Why Should you Get Tested for HIV

Recent studies conducted by many experts have revealed that over 200,000 American citizens are HIV positive, but only a few of them know that they are suffering from this dangerous illness. This means that a number of HIV infected persons may be spreading the disease without their knowledge.

Making HIV testing a routine process will certainly solve this issue. This is the reason why many health care providers and medical practitioners advise people to undergo an HIV testing. If you doubt that you have fallen prey to this severe illness, then you should immediately undergo a test and take the necessary precautions.

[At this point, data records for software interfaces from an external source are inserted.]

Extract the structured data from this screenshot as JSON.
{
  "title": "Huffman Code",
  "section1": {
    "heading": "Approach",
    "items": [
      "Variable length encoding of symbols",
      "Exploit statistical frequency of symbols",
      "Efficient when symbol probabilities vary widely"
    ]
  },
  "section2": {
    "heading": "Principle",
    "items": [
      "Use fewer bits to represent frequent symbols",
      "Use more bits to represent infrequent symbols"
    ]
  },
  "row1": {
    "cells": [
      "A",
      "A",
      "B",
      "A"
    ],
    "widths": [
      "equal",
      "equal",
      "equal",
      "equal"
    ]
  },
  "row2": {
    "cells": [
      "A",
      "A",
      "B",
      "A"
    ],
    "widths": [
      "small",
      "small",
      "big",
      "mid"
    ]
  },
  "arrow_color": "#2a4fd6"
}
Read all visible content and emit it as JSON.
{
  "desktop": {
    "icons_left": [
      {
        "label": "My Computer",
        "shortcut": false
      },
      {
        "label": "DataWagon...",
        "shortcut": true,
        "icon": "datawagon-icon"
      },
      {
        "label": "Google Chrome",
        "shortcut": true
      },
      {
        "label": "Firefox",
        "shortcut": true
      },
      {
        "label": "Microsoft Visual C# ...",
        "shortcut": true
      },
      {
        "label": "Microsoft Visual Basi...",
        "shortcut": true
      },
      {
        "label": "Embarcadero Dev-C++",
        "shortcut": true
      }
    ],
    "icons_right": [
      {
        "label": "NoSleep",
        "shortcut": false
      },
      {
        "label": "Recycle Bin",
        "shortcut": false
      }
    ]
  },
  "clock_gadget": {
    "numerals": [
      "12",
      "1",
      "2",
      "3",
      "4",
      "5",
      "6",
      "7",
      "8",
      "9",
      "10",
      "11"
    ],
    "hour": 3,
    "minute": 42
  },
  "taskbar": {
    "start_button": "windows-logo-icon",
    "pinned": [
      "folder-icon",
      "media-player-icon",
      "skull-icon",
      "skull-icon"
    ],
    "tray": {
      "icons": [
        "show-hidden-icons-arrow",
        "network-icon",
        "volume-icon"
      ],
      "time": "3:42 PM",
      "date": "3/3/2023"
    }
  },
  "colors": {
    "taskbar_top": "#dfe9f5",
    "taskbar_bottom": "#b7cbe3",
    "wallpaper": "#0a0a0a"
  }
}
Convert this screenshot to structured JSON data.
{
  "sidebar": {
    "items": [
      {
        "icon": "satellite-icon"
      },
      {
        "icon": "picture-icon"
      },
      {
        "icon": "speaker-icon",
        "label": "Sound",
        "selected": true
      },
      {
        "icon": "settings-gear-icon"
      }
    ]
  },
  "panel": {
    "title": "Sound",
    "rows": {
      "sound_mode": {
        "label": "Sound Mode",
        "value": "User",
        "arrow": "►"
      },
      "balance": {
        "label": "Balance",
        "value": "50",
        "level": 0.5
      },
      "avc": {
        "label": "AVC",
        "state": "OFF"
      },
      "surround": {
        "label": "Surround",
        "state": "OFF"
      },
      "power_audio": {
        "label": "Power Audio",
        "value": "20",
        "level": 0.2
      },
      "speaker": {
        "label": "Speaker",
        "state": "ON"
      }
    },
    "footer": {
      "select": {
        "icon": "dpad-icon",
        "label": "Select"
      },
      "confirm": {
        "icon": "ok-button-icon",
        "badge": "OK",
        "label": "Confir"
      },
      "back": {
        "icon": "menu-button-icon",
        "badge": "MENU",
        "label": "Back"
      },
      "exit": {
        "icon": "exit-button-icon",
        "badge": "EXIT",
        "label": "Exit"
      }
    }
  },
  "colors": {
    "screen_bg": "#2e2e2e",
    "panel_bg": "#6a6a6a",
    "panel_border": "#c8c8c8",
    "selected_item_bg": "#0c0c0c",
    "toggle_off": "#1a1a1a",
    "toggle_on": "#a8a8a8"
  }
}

Besides, taking an early HIV test helps to diagnose the issue at an early stage (that is, before HIV gets transformed it to full blown AIDS), which will make sure that you don’t spread the disease to your loved ones or to anyone else.

Many health care centers are determined to stop the spread of this disease by making HIV testing a lot more accessible to people of every race, sexual orientation, and age. In fact, testing for HIV has become a lot more convenient and faster over the last few years and there are plenty of options available to you currently.

The Different Tests for HIV

When HIV affects someone, their immune system develops antibodies to fight and overcome the infection. Most of the HIV tests that you find today actually test for HIV antibodies. If the tests reveal that there are HIV antibodies on his/her immune system, then we can conclude that the person is HIV infected.

On the other hand, there is another HIV test, that is capable of detecting the HIV virus itself, and it is commonly known as RNA test. It is significant to not that RNA testing are much less common and they are a lot more expensive when compared to other HIV tests. However, RNA testing is capable of detecting HIV much earlier than all other antibody tests.

Other HIV tests available to you include oral swab and blood tests for diagnosing HIV infection. There are also urine tests for HIV, although health care providers and medical practitioners rarely use them. No matter what the test is, the procedure and results will be kept confidential and revealed only to the person, or as requested by him/her.